Another study, this one published online by the journal Pediatrics, emphasizes the long term difficulties children who are chronically bullied have during their formative years.
Researchers from Harvard Medical School in Boston surveyed over 4,000 children in the 5th, 7th and 10th grades about their experiences with bullying. Students who had been bullied in the past and were still being bullied had lower self esteem and more depressive symptoms than students who had been bullied in the past only, in the present only, and those who had never been bullied.
The researchers urged health care providers to address bullying with parents and children before an episode occurs in an effort to provide coping skills and an outlet, or safe place to vent about the problem.
Earlier this year a study of 4,700 children in the UK revealed that children who are chronically bullied before the age of 10 are more likely to have a psychotic break by the time they reach 18.
Interestingly, the study showed that not only are bullied children more at risk for psychosis in later life — the bullies are too! It turns out that perpetrators of bullying are 5 times more likely to experience psychosis by the age of 18.
And the more a child is bullied, the more likely he or she will experience mental health trauma later in life. Researchers call this phenomenon the “dosing affect” — with each episode of bullying, risk for depression, risky behavior and psychosis goes up.
In addition to having mental health problems, bullied and their tormentors are more likely to engage in risky behavior, such as having unprotected sex, abusing alcohol and taking drugs.

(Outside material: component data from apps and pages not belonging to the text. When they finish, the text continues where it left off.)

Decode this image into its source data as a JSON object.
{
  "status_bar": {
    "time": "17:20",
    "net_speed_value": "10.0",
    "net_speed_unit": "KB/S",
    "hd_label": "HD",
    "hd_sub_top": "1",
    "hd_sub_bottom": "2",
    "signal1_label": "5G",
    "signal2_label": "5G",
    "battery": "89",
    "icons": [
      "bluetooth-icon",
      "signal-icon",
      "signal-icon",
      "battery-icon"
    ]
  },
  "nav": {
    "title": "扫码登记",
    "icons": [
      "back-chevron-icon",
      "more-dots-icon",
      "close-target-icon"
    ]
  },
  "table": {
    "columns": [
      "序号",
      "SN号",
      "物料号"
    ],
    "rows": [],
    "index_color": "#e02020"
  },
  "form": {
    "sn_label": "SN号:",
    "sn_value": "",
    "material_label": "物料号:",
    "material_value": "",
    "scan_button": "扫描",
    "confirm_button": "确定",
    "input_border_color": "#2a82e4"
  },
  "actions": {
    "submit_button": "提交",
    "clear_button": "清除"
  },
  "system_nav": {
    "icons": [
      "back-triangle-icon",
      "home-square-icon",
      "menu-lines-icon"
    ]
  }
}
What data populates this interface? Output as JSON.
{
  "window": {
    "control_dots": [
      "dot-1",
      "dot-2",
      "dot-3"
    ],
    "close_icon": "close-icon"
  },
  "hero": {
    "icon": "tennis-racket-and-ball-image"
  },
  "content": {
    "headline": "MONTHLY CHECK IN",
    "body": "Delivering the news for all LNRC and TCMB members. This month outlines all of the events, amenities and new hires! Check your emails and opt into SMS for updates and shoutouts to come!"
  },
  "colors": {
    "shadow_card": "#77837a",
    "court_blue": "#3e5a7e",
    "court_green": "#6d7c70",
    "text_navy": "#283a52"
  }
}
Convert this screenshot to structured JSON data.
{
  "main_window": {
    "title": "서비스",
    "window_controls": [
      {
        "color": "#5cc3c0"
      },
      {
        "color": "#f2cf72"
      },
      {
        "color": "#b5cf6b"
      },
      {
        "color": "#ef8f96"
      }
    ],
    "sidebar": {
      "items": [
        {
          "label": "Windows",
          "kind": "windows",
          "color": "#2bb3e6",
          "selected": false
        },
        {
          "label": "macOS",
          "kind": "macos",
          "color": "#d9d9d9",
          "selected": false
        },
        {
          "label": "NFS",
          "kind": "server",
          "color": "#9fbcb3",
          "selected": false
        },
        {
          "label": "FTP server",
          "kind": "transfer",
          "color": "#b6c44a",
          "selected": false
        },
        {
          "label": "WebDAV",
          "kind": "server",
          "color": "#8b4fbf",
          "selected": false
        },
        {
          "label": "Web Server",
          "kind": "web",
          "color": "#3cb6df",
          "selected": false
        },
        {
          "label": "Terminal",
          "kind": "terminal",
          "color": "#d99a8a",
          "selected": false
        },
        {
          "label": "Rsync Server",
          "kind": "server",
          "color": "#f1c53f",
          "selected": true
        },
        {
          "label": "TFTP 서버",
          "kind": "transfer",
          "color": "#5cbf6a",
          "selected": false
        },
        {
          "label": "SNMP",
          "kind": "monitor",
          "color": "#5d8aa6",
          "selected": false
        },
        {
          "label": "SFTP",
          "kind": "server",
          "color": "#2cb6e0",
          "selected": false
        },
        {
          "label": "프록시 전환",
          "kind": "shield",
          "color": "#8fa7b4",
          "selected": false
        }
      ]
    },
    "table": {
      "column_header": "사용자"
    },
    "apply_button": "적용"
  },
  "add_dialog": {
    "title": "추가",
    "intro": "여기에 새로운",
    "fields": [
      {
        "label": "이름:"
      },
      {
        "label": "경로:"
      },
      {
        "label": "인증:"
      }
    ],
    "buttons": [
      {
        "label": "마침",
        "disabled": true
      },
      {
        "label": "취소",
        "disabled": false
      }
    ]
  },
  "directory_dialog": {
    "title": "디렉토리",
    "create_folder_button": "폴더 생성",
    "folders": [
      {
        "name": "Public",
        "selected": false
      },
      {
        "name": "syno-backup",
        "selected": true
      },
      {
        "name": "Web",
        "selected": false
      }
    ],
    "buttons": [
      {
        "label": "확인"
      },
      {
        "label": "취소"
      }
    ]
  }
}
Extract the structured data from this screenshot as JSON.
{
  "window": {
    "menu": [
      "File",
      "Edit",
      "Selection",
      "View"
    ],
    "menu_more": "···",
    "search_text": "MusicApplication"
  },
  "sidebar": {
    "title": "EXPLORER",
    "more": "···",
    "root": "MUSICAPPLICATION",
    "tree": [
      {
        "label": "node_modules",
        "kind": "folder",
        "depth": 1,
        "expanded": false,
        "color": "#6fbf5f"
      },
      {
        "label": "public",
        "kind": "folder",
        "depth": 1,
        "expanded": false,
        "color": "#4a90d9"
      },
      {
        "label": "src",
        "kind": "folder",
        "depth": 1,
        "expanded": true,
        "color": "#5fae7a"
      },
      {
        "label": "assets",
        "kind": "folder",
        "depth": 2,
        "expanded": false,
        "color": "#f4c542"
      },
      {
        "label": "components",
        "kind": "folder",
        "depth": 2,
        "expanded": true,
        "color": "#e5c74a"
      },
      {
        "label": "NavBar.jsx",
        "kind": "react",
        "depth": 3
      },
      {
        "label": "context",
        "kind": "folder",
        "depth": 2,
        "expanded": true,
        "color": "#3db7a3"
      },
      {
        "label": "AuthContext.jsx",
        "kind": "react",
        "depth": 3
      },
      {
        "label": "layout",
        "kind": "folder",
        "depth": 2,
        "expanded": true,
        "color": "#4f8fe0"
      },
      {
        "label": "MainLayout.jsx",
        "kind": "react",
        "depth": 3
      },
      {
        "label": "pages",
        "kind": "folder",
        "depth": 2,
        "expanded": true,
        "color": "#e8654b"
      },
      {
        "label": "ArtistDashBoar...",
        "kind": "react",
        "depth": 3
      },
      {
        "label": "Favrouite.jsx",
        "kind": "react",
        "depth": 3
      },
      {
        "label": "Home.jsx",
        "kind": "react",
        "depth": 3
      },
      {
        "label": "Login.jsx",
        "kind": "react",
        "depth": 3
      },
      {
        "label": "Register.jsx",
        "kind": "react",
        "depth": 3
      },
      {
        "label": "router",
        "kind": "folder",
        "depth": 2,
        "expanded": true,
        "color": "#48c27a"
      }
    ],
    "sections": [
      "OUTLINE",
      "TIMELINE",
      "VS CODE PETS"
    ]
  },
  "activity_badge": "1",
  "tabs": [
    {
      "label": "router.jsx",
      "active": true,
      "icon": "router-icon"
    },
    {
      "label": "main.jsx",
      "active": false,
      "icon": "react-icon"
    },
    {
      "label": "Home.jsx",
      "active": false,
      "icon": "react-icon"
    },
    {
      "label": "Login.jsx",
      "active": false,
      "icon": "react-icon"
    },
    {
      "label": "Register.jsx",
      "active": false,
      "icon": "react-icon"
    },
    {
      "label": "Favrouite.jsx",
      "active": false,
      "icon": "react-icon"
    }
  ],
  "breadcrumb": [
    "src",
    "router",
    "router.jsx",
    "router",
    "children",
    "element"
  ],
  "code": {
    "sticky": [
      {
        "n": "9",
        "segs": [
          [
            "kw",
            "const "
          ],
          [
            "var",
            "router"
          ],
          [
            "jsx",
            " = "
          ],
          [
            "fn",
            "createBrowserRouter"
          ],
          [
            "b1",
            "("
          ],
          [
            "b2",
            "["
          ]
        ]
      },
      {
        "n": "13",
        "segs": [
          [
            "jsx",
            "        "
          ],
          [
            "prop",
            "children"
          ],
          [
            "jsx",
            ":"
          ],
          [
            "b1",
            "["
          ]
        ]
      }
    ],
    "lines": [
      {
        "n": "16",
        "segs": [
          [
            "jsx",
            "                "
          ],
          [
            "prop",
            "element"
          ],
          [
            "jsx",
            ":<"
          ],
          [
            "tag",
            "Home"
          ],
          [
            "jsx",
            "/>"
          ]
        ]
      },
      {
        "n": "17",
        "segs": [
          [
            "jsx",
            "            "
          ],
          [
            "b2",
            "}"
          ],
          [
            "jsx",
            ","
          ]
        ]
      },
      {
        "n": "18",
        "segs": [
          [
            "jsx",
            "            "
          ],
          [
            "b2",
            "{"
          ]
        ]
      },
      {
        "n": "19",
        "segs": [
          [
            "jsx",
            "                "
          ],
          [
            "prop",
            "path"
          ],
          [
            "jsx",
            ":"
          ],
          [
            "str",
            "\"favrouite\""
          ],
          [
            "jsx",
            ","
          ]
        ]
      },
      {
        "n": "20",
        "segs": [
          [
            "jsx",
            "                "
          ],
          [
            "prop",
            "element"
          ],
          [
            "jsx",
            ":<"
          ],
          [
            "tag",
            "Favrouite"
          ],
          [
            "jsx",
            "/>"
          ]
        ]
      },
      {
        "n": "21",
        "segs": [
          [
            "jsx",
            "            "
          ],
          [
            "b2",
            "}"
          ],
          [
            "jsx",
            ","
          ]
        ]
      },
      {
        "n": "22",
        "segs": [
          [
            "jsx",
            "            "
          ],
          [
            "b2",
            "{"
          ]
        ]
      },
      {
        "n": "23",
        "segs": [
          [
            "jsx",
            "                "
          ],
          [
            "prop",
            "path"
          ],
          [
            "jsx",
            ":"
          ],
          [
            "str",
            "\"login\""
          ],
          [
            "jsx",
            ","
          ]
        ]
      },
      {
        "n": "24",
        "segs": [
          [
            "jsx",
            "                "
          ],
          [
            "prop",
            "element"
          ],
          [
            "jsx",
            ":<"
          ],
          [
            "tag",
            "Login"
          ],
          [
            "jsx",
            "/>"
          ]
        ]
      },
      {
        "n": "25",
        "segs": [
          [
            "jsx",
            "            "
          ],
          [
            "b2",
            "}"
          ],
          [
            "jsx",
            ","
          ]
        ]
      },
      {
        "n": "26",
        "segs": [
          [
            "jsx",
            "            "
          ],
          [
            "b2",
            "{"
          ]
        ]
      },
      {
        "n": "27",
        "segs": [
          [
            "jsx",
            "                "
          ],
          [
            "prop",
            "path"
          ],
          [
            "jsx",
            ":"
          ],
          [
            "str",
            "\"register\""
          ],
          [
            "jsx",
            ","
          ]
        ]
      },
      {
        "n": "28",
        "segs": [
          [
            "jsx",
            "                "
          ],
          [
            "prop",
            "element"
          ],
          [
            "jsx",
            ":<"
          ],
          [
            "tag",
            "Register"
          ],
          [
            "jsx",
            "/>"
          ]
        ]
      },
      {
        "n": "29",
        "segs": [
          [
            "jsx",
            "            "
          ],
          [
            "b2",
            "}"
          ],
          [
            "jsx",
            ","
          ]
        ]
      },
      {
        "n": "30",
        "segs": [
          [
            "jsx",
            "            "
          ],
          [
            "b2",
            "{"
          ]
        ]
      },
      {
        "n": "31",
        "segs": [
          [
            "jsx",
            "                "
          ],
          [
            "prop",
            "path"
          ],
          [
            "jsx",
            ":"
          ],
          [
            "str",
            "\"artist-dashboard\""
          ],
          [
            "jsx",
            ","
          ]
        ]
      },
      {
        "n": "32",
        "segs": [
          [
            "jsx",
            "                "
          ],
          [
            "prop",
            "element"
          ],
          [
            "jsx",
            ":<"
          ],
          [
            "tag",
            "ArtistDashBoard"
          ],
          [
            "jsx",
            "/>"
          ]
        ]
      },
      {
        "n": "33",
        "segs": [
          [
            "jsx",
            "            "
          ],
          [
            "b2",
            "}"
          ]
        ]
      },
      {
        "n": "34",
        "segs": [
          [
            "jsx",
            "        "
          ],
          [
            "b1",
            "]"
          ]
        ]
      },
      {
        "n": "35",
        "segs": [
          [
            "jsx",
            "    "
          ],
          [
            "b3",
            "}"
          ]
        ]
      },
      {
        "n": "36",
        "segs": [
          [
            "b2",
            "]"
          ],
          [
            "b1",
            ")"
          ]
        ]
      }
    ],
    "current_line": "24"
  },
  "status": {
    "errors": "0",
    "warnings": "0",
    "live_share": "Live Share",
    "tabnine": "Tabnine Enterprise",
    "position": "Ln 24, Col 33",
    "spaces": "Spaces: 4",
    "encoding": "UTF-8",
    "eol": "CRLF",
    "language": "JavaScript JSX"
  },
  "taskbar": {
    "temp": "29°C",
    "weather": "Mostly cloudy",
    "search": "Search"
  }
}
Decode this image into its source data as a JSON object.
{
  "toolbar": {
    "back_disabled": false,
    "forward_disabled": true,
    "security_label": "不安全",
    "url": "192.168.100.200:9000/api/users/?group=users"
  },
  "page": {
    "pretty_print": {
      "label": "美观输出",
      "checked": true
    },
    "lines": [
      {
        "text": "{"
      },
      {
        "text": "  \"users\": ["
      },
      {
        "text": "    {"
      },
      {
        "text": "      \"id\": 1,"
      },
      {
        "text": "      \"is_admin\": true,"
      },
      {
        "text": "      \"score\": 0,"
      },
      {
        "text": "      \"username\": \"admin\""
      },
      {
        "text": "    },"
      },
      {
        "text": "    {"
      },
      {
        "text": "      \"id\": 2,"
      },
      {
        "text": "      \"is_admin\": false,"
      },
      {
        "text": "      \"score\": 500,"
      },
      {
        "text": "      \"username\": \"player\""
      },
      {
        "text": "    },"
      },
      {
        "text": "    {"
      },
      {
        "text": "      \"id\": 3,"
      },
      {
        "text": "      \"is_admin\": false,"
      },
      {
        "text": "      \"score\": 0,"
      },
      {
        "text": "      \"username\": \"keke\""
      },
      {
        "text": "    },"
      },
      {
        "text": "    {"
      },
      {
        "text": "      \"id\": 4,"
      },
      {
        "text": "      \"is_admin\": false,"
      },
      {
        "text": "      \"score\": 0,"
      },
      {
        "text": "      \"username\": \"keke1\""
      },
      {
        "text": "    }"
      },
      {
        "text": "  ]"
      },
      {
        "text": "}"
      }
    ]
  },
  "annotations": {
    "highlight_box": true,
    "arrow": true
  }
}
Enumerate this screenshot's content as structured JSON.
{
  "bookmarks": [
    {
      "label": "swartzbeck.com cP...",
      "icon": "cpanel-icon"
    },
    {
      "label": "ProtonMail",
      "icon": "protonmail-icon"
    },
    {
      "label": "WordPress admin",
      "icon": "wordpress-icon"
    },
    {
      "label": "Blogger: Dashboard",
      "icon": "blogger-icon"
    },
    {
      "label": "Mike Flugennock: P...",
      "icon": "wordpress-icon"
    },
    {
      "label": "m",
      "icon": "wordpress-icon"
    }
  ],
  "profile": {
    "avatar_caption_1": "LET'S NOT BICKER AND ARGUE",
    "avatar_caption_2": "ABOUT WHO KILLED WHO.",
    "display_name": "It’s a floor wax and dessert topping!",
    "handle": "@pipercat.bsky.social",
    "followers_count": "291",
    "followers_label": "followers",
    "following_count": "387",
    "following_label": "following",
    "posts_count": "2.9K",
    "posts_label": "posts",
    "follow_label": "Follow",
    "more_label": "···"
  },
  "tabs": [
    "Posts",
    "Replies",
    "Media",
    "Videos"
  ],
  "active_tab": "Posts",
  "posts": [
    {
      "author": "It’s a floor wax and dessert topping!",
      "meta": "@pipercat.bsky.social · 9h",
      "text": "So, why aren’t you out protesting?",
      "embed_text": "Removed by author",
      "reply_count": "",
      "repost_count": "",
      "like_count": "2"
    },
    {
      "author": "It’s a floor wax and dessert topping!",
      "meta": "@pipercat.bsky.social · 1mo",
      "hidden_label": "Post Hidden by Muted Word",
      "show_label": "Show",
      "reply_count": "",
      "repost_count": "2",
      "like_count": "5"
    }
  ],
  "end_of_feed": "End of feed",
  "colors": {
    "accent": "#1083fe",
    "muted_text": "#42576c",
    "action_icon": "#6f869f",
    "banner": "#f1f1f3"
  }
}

For more information on bullying, visit the American Psychological Association website.